**What is being asked**
Reproduce all of the data exactly, with no line skipped.

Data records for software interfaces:
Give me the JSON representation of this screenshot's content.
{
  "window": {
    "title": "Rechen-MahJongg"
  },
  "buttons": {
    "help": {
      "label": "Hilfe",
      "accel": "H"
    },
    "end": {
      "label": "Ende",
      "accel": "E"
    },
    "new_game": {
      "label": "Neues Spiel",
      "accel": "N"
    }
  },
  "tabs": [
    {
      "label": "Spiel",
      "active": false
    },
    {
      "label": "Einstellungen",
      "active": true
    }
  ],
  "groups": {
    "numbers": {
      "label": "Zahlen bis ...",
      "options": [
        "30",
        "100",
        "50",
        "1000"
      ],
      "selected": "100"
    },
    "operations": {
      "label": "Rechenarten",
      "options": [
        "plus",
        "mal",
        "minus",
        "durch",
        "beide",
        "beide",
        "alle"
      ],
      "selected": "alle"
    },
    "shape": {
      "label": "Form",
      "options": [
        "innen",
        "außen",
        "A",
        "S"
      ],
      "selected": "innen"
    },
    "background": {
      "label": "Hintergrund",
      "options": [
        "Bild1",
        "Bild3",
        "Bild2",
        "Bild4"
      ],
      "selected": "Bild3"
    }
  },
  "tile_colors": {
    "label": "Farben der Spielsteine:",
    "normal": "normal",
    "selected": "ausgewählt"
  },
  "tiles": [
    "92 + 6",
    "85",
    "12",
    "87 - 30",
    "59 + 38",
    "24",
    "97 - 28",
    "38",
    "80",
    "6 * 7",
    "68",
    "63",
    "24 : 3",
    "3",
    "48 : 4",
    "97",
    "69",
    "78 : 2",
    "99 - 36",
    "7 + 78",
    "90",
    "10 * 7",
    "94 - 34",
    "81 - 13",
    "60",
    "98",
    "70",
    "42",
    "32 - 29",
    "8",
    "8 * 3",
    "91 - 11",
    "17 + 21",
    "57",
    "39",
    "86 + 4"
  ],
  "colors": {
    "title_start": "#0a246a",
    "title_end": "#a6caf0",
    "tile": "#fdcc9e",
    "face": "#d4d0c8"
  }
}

**Exercise response**
Give me the JSON representation of this screenshot's content.
{
  "window": {
    "title": "Rechen-MahJongg"
  },
  "buttons": {
    "help": {
      "label": "Hilfe",
      "accel": "H"
    },
    "end": {
      "label": "Ende",
      "accel": "E"
    },
    "new_game": {
      "label": "Neues Spiel",
      "accel": "N"
    }
  },
  "tabs": [
    {
      "label": "Spiel",
      "active": false
    },
    {
      "label": "Einstellungen",
      "active": true
    }
  ],
  "groups": {
    "numbers": {
      "label": "Zahlen bis ...",
      "options": [
        "30",
        "100",
        "50",
        "1000"
      ],
      "selected": "100"
    },
    "operations": {
      "label": "Rechenarten",
      "options": [
        "plus",
        "mal",
        "minus",
        "durch",
        "beide",
        "beide",
        "alle"
      ],
      "selected": "alle"
    },
    "shape": {
      "label": "Form",
      "options": [
        "innen",
        "außen",
        "A",
        "S"
      ],
      "selected": "innen"
    },
    "background": {
      "label": "Hintergrund",
      "options": [
        "Bild1",
        "Bild3",
        "Bild2",
        "Bild4"
      ],
      "selected": "Bild3"
    }
  },
  "tile_colors": {
    "label": "Farben der Spielsteine:",
    "normal": "normal",
    "selected": "ausgewählt"
  },
  "tiles": [
    "92 + 6",
    "85",
    "12",
    "87 - 30",
    "59 + 38",
    "24",
    "97 - 28",
    "38",
    "80",
    "6 * 7",
    "68",
    "63",
    "24 : 3",
    "3",
    "48 : 4",
    "97",
    "69",
    "78 : 2",
    "99 - 36",
    "7 + 78",
    "90",
    "10 * 7",
    "94 - 34",
    "81 - 13",
    "60",
    "98",
    "70",
    "42",
    "32 - 29",
    "8",
    "8 * 3",
    "91 - 11",
    "17 + 21",
    "57",
    "39",
    "86 + 4"
  ],
  "colors": {
    "title_start": "#0a246a",
    "title_end": "#a6caf0",
    "tile": "#fdcc9e",
    "face": "#d4d0c8"
  }
}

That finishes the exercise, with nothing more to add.